Task instructions:
Pick out and copy every line below that has the word "JSON".

[Web page and app entries]
* * * *

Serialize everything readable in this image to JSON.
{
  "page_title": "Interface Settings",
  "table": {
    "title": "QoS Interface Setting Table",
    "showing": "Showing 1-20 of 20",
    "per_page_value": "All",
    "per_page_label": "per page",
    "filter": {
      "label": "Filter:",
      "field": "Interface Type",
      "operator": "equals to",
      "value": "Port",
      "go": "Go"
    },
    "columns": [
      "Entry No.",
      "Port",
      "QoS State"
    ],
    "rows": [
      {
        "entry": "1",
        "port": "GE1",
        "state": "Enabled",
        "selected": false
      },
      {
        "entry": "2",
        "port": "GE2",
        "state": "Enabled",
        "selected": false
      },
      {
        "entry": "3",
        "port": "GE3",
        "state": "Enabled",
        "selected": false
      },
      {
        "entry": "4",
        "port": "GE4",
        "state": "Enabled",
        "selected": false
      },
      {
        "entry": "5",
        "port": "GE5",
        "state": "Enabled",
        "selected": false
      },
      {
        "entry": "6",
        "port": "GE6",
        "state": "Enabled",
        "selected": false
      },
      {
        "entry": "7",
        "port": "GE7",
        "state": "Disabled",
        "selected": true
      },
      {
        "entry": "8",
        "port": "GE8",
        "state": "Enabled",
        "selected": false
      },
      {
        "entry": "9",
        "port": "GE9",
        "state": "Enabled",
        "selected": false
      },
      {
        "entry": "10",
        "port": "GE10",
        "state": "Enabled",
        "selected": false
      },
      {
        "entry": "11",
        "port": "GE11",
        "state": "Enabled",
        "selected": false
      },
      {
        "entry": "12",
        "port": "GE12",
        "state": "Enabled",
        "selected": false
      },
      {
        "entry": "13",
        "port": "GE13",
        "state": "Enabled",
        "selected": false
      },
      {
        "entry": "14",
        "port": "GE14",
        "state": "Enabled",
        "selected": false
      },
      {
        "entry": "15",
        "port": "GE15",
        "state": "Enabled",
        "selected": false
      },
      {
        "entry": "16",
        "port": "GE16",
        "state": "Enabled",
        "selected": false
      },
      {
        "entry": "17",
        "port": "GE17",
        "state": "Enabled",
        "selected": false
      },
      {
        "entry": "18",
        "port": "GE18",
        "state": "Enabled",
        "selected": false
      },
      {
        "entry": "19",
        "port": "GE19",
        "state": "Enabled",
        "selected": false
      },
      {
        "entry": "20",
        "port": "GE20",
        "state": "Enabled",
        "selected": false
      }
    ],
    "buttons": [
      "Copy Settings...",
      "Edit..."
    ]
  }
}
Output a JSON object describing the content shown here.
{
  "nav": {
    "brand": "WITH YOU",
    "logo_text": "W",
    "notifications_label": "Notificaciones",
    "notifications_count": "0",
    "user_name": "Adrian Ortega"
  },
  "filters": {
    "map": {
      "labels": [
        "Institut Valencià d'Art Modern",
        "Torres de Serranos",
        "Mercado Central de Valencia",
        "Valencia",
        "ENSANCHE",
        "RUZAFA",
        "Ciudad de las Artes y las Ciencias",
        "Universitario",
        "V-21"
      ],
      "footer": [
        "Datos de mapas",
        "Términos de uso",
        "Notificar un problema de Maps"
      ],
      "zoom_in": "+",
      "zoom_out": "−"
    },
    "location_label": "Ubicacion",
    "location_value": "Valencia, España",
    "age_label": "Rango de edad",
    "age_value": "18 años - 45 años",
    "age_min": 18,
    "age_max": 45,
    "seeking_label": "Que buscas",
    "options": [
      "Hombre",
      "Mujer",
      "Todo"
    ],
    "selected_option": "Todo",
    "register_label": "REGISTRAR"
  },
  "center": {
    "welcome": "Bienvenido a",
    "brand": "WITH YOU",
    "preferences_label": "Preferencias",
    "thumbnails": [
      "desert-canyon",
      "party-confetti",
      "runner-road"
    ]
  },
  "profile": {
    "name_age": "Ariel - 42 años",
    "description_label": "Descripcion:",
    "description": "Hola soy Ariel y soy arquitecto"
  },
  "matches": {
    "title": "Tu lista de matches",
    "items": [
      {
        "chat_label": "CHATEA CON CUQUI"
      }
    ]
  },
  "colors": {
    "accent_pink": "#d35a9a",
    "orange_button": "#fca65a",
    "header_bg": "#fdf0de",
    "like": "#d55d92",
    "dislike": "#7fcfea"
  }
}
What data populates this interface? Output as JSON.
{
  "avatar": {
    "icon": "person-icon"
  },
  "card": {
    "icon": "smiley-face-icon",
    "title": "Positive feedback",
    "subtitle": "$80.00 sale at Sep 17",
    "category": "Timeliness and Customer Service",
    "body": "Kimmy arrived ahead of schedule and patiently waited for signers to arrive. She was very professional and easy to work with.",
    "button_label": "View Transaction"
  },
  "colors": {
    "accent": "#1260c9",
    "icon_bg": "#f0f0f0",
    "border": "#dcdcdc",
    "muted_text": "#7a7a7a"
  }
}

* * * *

Answer area:
Serialize everything readable in this image to JSON.
Output a JSON object describing the content shown here.
What data populates this interface? Output as JSON.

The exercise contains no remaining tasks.